one must know that species from experience. To understand, say, exactly how it flicks birders.
its wings or how it holds its head and tail. Whether it drops its wings or keeps them
tight against its sides. Does it sit alert or hunched over? Is it sleek and quick to dart
off into vegetation? Or does it soar lazily on thermals with open-fingered primaries.
Capturing the essence of a species is the goal. In that moment, a frozen piece of time
on a piece of paper, can you make the bird alive?
My Migrant Mayhem is specifically a tribute to years of walking the boardwalk again
and again. And again. Each spring. Migrating myself—with hundreds of fellow bird-
ers, just as thousands of warblers, fly-
catchers, vireos, tanagers, and other
winged wonders do. It’s a celebration of
color. Of birds and moments that elicit
some of the grandest experiences I’ve
known in my birding life—and have
shared with equally grand company. It’s a
tribute to the wonder of palm-sized
passerines that make a phenomenal jour-
ney north, without fail, and to the bird-
ers who appreciate and protect them.
See you out there.
— Jen Brumfield

Want to see more of Jen Brumfield’s
art? Check out her website, including
a portfolio of her art:

Check out Jen’s blog and follow
along for her offbeat, high-octane
birding adventures:

Send Jen e-mail:


With its deep-hued
blue-purple and
yellow-green coloration,
the Mourning Warbler
has an especially intense
appearance. Colored
pencil by © Jennifer
Brumfield, 2009.

Although it lacks the
bright colors of many
warblers, the Brown
Creeper is notable for
the intricate patterns of
dark and light on its
upperparts. Colored
pencil by © Jennifer
Brumfield, 2009.
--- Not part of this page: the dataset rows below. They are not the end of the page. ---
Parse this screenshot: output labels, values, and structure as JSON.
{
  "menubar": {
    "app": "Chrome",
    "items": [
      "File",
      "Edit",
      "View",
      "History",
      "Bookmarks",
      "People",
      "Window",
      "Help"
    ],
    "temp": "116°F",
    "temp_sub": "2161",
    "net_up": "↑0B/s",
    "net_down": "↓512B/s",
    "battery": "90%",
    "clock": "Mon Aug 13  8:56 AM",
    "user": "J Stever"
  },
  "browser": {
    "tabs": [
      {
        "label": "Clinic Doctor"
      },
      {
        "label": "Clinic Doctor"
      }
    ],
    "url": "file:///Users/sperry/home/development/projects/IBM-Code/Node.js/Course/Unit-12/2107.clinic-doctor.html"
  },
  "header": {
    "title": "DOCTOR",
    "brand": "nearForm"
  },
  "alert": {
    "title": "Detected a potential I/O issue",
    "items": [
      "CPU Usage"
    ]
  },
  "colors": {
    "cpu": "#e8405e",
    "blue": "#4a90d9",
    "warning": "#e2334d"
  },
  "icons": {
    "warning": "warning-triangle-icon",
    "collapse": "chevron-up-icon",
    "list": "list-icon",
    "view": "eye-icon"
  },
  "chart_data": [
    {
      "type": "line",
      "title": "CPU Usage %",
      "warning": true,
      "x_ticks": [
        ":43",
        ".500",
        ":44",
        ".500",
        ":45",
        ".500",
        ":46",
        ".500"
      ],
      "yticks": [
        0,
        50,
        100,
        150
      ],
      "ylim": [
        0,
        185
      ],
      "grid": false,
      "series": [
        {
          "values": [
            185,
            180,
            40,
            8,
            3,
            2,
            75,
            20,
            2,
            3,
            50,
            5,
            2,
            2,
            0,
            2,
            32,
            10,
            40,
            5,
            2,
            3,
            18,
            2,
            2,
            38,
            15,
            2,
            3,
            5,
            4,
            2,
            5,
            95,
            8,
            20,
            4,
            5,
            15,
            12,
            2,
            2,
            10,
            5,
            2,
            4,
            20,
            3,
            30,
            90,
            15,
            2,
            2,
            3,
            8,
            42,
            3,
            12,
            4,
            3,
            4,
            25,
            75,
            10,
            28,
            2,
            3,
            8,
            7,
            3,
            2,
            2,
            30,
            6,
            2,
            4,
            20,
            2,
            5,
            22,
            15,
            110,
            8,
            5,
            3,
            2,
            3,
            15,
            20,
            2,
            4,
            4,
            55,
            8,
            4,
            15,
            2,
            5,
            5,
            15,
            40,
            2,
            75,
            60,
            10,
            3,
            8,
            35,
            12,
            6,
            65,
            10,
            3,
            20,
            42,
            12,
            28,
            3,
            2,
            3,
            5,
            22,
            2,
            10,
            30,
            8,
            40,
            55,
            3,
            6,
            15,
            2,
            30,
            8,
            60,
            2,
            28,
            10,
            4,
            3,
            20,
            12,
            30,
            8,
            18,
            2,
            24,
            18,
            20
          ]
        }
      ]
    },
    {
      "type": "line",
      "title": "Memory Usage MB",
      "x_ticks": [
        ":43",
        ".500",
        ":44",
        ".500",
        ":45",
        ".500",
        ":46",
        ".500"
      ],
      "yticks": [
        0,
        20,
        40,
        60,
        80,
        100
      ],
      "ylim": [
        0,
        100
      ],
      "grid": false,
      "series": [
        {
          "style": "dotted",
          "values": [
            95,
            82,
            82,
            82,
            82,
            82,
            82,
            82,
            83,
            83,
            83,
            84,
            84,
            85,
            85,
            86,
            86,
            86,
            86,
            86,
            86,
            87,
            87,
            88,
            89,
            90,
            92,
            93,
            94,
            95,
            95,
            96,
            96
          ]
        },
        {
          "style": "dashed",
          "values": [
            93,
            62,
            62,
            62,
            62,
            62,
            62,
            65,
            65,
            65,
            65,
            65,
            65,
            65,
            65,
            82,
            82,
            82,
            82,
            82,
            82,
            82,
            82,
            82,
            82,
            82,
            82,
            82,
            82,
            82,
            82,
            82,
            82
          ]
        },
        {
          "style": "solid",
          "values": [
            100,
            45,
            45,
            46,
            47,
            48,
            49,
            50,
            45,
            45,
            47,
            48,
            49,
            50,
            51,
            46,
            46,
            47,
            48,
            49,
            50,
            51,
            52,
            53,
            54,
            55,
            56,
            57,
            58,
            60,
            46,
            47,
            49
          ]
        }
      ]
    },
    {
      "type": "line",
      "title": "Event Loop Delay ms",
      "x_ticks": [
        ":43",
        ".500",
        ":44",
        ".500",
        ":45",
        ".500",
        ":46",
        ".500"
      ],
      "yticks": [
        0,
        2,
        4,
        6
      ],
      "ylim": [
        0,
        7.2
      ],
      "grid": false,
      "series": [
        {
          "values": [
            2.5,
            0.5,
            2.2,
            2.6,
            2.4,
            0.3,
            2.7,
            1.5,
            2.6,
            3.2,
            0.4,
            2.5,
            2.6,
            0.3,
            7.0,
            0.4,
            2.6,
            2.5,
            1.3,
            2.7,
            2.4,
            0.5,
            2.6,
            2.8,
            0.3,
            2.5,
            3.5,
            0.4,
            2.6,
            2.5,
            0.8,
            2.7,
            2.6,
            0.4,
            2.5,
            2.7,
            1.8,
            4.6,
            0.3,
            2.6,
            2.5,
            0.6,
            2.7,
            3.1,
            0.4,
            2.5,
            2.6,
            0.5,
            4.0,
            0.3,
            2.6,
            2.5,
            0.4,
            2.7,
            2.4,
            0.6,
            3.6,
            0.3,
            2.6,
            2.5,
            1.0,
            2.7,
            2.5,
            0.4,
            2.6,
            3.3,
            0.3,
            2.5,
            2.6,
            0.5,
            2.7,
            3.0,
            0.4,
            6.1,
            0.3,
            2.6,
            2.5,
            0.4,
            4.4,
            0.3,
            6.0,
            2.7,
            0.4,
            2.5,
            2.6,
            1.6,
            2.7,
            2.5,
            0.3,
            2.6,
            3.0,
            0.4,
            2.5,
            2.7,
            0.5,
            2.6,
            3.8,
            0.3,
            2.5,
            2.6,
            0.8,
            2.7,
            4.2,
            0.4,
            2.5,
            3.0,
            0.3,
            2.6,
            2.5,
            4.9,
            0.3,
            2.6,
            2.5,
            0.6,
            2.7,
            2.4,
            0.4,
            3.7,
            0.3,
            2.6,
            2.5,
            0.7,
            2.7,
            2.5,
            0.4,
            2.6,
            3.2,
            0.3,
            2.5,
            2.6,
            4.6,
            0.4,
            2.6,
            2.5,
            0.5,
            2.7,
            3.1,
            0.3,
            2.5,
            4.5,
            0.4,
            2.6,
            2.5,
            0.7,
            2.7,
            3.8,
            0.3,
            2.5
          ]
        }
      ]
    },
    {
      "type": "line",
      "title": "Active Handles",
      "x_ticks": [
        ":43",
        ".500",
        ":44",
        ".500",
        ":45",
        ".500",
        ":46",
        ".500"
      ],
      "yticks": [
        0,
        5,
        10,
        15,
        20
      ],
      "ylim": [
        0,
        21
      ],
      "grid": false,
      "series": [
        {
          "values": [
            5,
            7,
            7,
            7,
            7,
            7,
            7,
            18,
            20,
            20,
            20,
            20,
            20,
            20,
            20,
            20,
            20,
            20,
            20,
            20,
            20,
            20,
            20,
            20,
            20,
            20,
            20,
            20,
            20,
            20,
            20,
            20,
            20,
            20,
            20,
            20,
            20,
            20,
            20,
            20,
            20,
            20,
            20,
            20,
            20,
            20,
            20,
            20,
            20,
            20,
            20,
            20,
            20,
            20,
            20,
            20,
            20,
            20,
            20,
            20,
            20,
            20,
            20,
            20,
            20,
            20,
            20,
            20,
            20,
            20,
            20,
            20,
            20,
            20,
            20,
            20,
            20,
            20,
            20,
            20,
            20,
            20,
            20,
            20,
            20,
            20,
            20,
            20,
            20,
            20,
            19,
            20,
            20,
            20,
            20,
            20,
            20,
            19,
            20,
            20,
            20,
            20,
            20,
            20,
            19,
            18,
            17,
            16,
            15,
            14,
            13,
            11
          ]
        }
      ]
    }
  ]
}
Roger Tory Peterson
called the White-
crowned Sparrow
“one of the handsome
sparrows,” an assess-
ment borne out in
Jennifer Brumfield’s
rendering. Colored
pencil by © Jennifer
Brumfield, 2008.